This story is based on a compilation of stories I have heard through my work  as a registered nurse in the Emergency Department and Hospice.  For the purposes of the story that I feel very passionate about telling, Jake is the character that will represent all the stories I have heard and the situations with which I have been involved.  Although this story is not based on any one person, it is never the less completely true and accurate.

This is about the man of my dreams, Jake. He is my best friend and husband of 35 years.  He is 56 years old and has never looked or acted older.  He struggles everyday and it kills me to see him suffer.  You see, he was diagnosed with Coronary Artery Disease 18 months ago and he has not been the same since the doctors told him the blockages in his arteries were too risky for any type of intervention.  He had been having this pain in his chest and arms at night and every time we tried to go for our treasured walks in the woods.

I miss the old him. We used to hike into the middle of the woods and go camping year-round.  We loved nature. Being in the woods together was like our little piece of heaven on earth.  Now, I am sure neither of us knows where our  “heaven on earth” is any longer.  Jake struggles every day just to muster the strength to get to work.  It is not uncommon for him to miss 4-5 days monthly because he had a bad night and could not sleep.  He is always going between the bed and the chair.  It is rare that he even sleeps for more than 2-3 hours uninterrupted.  He says he gets “the pain” at night and his arms ache.  He gets up to “pop a nitro, or two, or three”, as he says.  He wears oxygen more and more all the time to help deliver more oxygen to his ailing heart.
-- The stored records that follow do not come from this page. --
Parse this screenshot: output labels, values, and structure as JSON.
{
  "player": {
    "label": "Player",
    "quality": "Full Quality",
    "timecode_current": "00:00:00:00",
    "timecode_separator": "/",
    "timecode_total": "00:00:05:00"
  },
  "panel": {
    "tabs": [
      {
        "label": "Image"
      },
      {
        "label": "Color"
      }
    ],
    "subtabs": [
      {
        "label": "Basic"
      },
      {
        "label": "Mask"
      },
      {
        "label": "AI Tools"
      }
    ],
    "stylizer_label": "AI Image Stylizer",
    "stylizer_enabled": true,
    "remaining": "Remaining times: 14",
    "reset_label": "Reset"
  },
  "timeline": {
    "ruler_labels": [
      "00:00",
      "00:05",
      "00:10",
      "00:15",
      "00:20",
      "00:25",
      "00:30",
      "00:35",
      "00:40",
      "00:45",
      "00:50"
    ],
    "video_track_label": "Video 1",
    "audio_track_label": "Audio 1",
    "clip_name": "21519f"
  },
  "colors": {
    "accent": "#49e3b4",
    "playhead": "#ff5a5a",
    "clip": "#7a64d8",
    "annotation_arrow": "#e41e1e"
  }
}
That just worries me terribly. I am afraid I will wake up to find my husband gone. I know it will happen at some point, but I am not ready.

The same company has employed Jake since we were married all those years ago.  His boss has been so kind and understanding about his illness and the fact that there is no cure. The strain on his co-workers has been enormous, however, and that wears on Jake, a lot.  He often talks about how he “burdens them” and how “they should just can him for being so useless”.  Jake was their best salesman and he has numerous awards of recognition adorning his office, resting in memory of who he was and what he could accomplish with ease.  Jake was the money-earner for the company at one time, now he is costing his employer thousands of dollars in health care claims and sick time.  In addition, his absenteeism is placing his responsibilities on the backs of all his co-workers and long-time friends.  These are the things that drive him further into depression. Depression makes his chronic illness more pronounced and the symptoms take over.  Jake, from his perspective, is no longer living life.

Research on chronic illness and depression indicates that depression rates are high among patients with chronic conditions:

Heart Attack: 40% -65% experience depression

Coronary Heart Disease (without heart attack): 18% – 20% experience depression

Stroke: 10% – 27% experience depression

Diabetes: 25% experience depression

Chronic Pain Syndrome: 30% – 54% experience depression

Most disease processes can be controlled through preventative health actions such as yearly visits to the doctor, weight management through proper nutrition and exercise and stress management.

Maybe going for regular check-ups at the doctor and listening to our bodies really is the best way to ensure the best life possible, unfortunately, for Jake, it’s just too late.

For more information on the link between Chronic Illness and Depression:

http://www.webmd.com/depression/guide/chronic-illness-depression.

By Melissa Naborowsky, RN